The pledge, which has already attracted the high profile backing of Senator Malik Hakmeen Khan and General Secretary of the Human Rights Commission IA Rehman, calls for Christians and Muslims to work together ‘to bring prosperity to the country for all’.

Signatures are being sought from religious leaders and public figures, as well as members of the public looking to register their support for non-violence.




A new symbol for America’s military chaplains 10 August , 2011

Today’s chaplains wear one of four separate insignias: Jewish, Christian, Muslim, or Buddhist. Now that Pratima Dharm is the Army’s first Hindu chaplain, we need to create a fifth. But the time has come to do more: to create a new approach to the insignias that all chaplains wear.

In both religion and the military, symbols carry powerful messages.
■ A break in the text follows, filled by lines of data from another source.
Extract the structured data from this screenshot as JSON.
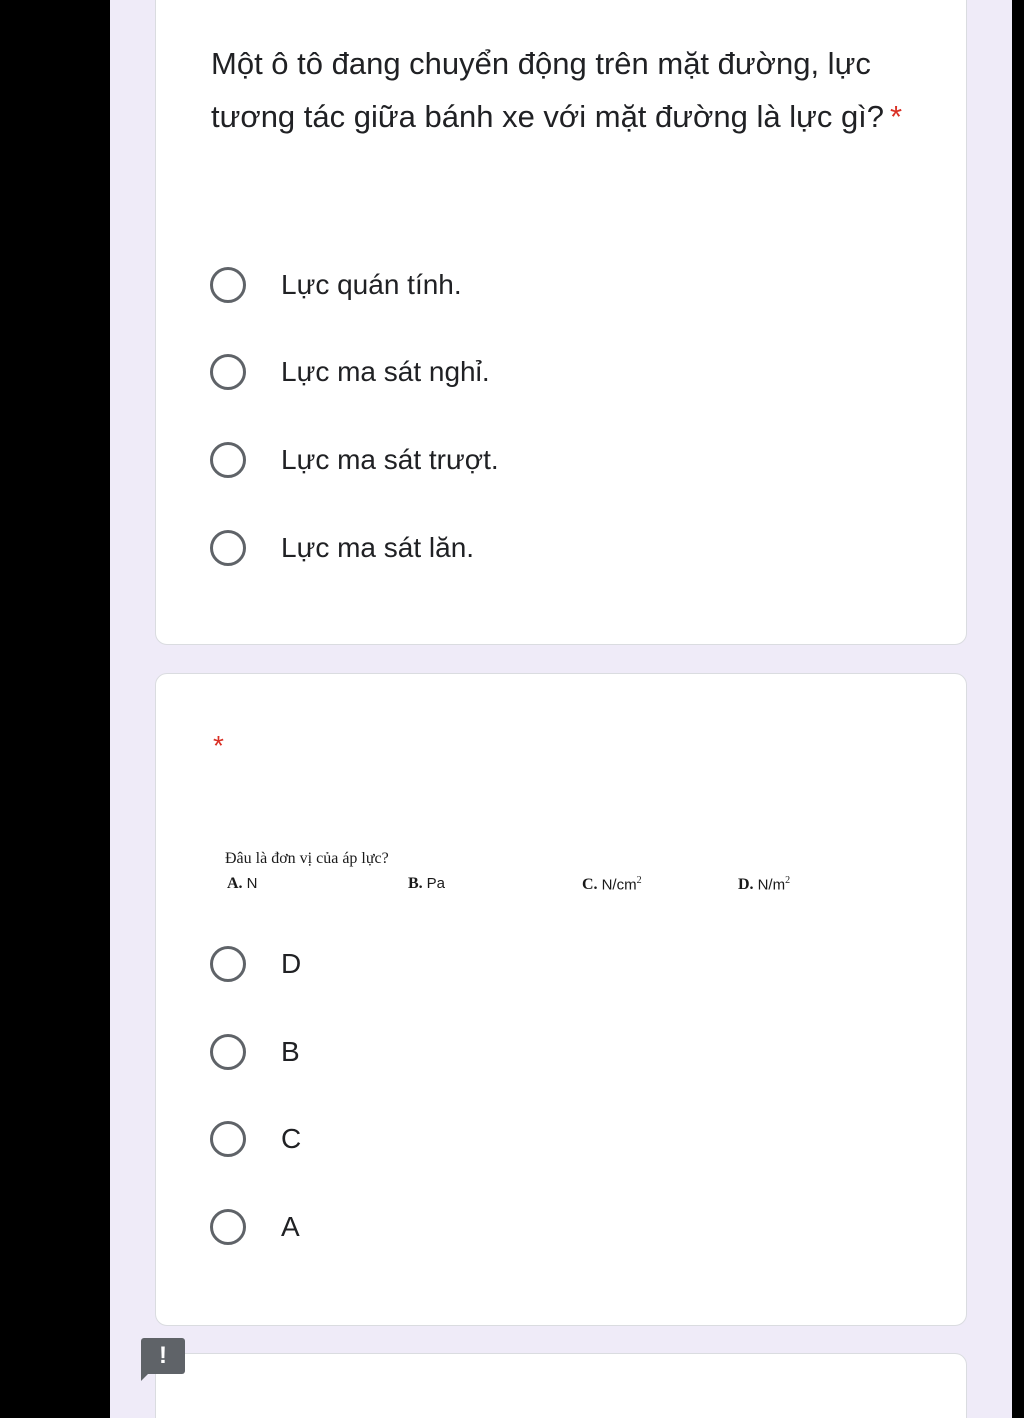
{
  "question1": {
    "title": "Một ô tô đang chuyển động trên mặt đường, lực tương tác giữa bánh xe với mặt đường là lực gì?",
    "required_mark": "*",
    "options": [
      {
        "label": "Lực quán tính."
      },
      {
        "label": "Lực ma sát nghỉ."
      },
      {
        "label": "Lực ma sát trượt."
      },
      {
        "label": "Lực ma sát lăn."
      }
    ]
  },
  "question2": {
    "required_mark": "*",
    "image": {
      "question_text": "Đâu là đơn vị của áp lực?",
      "choices": [
        {
          "letter": "A.",
          "unit": "N",
          "sup": ""
        },
        {
          "letter": "B.",
          "unit": "Pa",
          "sup": ""
        },
        {
          "letter": "C.",
          "unit": "N/cm",
          "sup": "2"
        },
        {
          "letter": "D.",
          "unit": "N/m",
          "sup": "2"
        }
      ]
    },
    "options": [
      {
        "label": "D"
      },
      {
        "label": "B"
      },
      {
        "label": "C"
      },
      {
        "label": "A"
      }
    ]
  },
  "alert_badge": {
    "text": "!"
  },
  "colors": {
    "background": "#efebf8",
    "card": "#ffffff",
    "required": "#d93025",
    "radio_border": "#5f6368",
    "text": "#202124"
  }
}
For generations our armed forces chaplains, spiritual leaders in military uniforms, have themselves served as symbols: symbols of faith during times of chaos; of hope during times of despair; and of dreams during times of nightmares. Chaplains have symbolized for countless men and women in uniform that even in war we do not leave our dreams behind; that even during the worst of times we must continue to believe that better times–even the best of times–are yet to come

With a fifth chaplain insignia (and more in the future, given the religious diversity of our nation) our military personnel will always recognize the cross on a chaplain’s uniform-but will find it harder to remember and recognize insignias worn by other chaplains. During hard times the insignia has been a silent reminder that a chaplain is present. A “ministry of presence” begins with an awareness of presence, and we must recapture the power of the chaplain’s symbol to broadcast the message that he or she is present, part of the team.



Manchester College targets hunger, literacy


Manchester College says it will lead an interfaith initiative to boost literacy and reduce hunger in its northeastern Indiana community.

Officials from the school in North Manchester were among about 200 representatives from higher education and seminaries who gathered at the White House last week for the President’s Interfaith and Community Service Campus Challenge.

Campus Pastor Walt Wiltschek says Manchester will partner with local churches to provide tutoring in satellite centers and houses of worship. It already provides 3,000 tutoring hours annually to elementary schools and literacy centers.

He says the partnership also will support soup kitchens and a food bank.

The 6,000 residents of the town about 30 miles west of Fort Wayne include nearly 1,300 Manchester College students and scores of college faculty and staff.